### [PROBLEM REQUIREMENTS]
Could you restate every record below word for word?

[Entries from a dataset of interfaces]
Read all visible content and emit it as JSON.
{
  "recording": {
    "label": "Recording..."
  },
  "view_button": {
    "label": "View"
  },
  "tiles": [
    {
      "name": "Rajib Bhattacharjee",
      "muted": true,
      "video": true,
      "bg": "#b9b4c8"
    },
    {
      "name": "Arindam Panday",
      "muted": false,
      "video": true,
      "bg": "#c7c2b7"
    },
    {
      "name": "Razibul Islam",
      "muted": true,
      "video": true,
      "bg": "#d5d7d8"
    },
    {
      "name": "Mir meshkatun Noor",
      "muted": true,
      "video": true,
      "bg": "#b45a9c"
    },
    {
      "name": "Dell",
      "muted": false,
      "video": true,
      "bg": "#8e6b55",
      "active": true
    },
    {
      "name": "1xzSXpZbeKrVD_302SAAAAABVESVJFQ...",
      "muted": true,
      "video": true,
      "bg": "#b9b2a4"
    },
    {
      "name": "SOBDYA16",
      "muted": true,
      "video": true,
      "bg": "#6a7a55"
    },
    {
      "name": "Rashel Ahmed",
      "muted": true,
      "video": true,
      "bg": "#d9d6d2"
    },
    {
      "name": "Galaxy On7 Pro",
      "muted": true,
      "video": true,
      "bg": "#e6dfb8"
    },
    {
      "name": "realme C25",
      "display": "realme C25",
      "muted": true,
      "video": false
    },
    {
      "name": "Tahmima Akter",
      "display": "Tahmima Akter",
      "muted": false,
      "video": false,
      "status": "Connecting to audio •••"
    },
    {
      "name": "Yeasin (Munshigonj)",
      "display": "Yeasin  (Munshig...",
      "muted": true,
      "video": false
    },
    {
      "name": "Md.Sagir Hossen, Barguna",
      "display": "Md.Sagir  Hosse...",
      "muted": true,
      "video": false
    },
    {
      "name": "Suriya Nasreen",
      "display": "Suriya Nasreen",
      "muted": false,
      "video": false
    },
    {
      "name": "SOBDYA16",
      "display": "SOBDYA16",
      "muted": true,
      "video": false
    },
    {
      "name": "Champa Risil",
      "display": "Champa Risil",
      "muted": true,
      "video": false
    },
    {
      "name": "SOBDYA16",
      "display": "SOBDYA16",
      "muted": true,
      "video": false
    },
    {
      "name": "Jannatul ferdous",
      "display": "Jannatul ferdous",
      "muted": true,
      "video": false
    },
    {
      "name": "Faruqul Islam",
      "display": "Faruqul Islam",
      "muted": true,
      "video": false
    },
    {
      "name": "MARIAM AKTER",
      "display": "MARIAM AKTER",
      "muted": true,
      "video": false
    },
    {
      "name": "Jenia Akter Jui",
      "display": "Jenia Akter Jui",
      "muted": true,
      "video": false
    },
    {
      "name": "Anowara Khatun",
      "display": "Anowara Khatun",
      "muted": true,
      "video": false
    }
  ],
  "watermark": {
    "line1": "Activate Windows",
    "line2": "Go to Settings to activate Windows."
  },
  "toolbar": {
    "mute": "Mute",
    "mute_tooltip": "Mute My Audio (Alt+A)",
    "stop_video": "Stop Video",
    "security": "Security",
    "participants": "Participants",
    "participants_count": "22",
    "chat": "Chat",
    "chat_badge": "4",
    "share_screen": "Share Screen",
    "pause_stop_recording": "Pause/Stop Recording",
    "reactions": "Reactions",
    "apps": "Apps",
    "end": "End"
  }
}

### [THE COMPLETED TASK]
Read all visible content and emit it as JSON.
{
  "recording": {
    "label": "Recording..."
  },
  "view_button": {
    "label": "View"
  },
  "tiles": [
    {
      "name": "Rajib Bhattacharjee",
      "muted": true,
      "video": true,
      "bg": "#b9b4c8"
    },
    {
      "name": "Arindam Panday",
      "muted": false,
      "video": true,
      "bg": "#c7c2b7"
    },
    {
      "name": "Razibul Islam",
      "muted": true,
      "video": true,
      "bg": "#d5d7d8"
    },
    {
      "name": "Mir meshkatun Noor",
      "muted": true,
      "video": true,
      "bg": "#b45a9c"
    },
    {
      "name": "Dell",
      "muted": false,
      "video": true,
      "bg": "#8e6b55",
      "active": true
    },
    {
      "name": "1xzSXpZbeKrVD_302SAAAAABVESVJFQ...",
      "muted": true,
      "video": true,
      "bg": "#b9b2a4"
    },
    {
      "name": "SOBDYA16",
      "muted": true,
      "video": true,
      "bg": "#6a7a55"
    },
    {
      "name": "Rashel Ahmed",
      "muted": true,
      "video": true,
      "bg": "#d9d6d2"
    },
    {
      "name": "Galaxy On7 Pro",
      "muted": true,
      "video": true,
      "bg": "#e6dfb8"
    },
    {
      "name": "realme C25",
      "display": "realme C25",
      "muted": true,
      "video": false
    },
    {
      "name": "Tahmima Akter",
      "display": "Tahmima Akter",
      "muted": false,
      "video": false,
      "status": "Connecting to audio •••"
    },
    {
      "name": "Yeasin (Munshigonj)",
      "display": "Yeasin  (Munshig...",
      "muted": true,
      "video": false
    },
    {
      "name": "Md.Sagir Hossen, Barguna",
      "display": "Md.Sagir  Hosse...",
      "muted": true,
      "video": false
    },
    {
      "name": "Suriya Nasreen",
      "display": "Suriya Nasreen",
      "muted": false,
      "video": false
    },
    {
      "name": "SOBDYA16",
      "display": "SOBDYA16",
      "muted": true,
      "video": false
    },
    {
      "name": "Champa Risil",
      "display": "Champa Risil",
      "muted": true,
      "video": false
    },
    {
      "name": "SOBDYA16",
      "display": "SOBDYA16",
      "muted": true,
      "video": false
    },
    {
      "name": "Jannatul ferdous",
      "display": "Jannatul ferdous",
      "muted": true,
      "video": false
    },
    {
      "name": "Faruqul Islam",
      "display": "Faruqul Islam",
      "muted": true,
      "video": false
    },
    {
      "name": "MARIAM AKTER",
      "display": "MARIAM AKTER",
      "muted": true,
      "video": false
    },
    {
      "name": "Jenia Akter Jui",
      "display": "Jenia Akter Jui",
      "muted": true,
      "video": false
    },
    {
      "name": "Anowara Khatun",
      "display": "Anowara Khatun",
      "muted": true,
      "video": false
    }
  ],
  "watermark": {
    "line1": "Activate Windows",
    "line2": "Go to Settings to activate Windows."
  },
  "toolbar": {
    "mute": "Mute",
    "mute_tooltip": "Mute My Audio (Alt+A)",
    "stop_video": "Stop Video",
    "security": "Security",
    "participants": "Participants",
    "participants_count": "22",
    "chat": "Chat",
    "chat_badge": "4",
    "share_screen": "Share Screen",
    "pause_stop_recording": "Pause/Stop Recording",
    "reactions": "Reactions",
    "apps": "Apps",
    "end": "End"
  }
}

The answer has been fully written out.